Re: Of HTTP/1.1 persistent connections and TCP Keepalive timers

Thanks for all the info about how web servers are typically implemented. My 
apologies tho, I didn't really make my questions clear. What I'm really  
interested in is how *browsers* are typically implemented, because, say, I'm 
going to write my own HTTP/1.1-speaking gizmo for a very application-specific 
purpose, and I have reasons to want it (the server side) to treat 
client-initiated connections as persistent.

So this causes me to be curious about how BROWSERS will typically behave in 
this context.

Assuming one writes one's own HTTP/1.1-speaking gizmo (according to RFC2616), 
then I have these questions...

Q1. Do the popular BROWSERS typically take the platform's OS's TCP defaults 
for the keepalive (IF such capability is provided by the TCP/IP stack, and IF 
it is actually used by the browser), or do they typically set this value to
something in particular?

Q2. What typical assumptions are made on the BROWSERS' parts about an 
established connection to a HTTP/1.1-speaking server in the absence of user 
actions? If a browser opened a HTTP/1.1 connection and such a server is 
behaving as-specified by RFC2616, then it is up to the browser to close the 
connection. What do browsers typically do?

I looked through the documented configuration parameters for Netscape 

..and could not find a timeout setting that's applicable for this particular 
case. How long will BROWSERS, that are speaking HTTP/1.1, let this connection 
sit in the ESTABLISHED state?

Q3. Are the popular BROWSERS typically speaking HTTP/1.1, or HTTP/1.0? I 
notice any config parameters that might have something to do with setting the 

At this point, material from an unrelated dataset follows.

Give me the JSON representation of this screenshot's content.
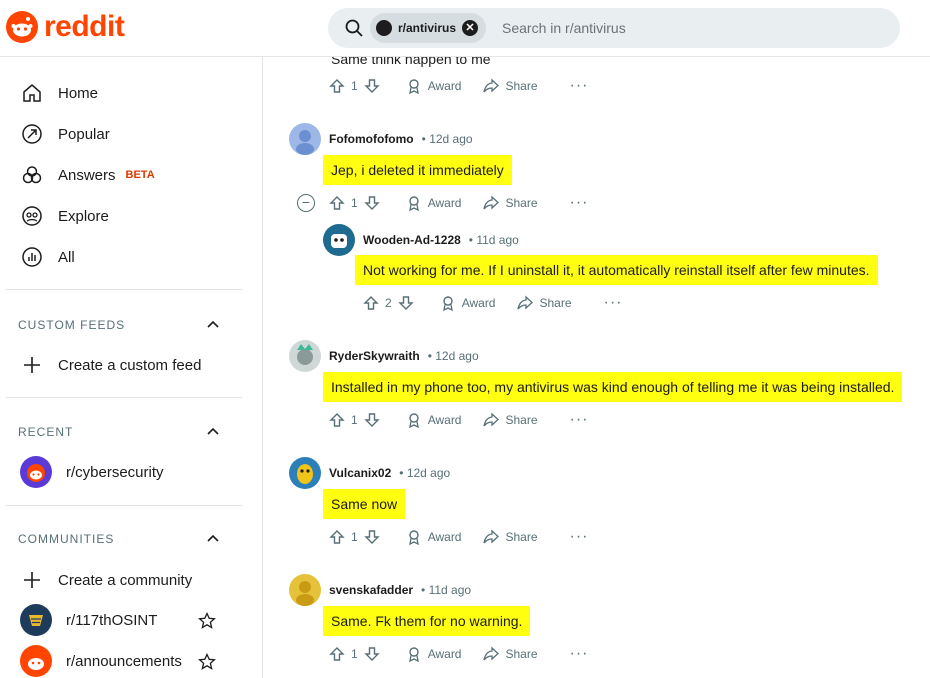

thanks again,


Received on Thursday, 2 November 2000 08:53:31 UTC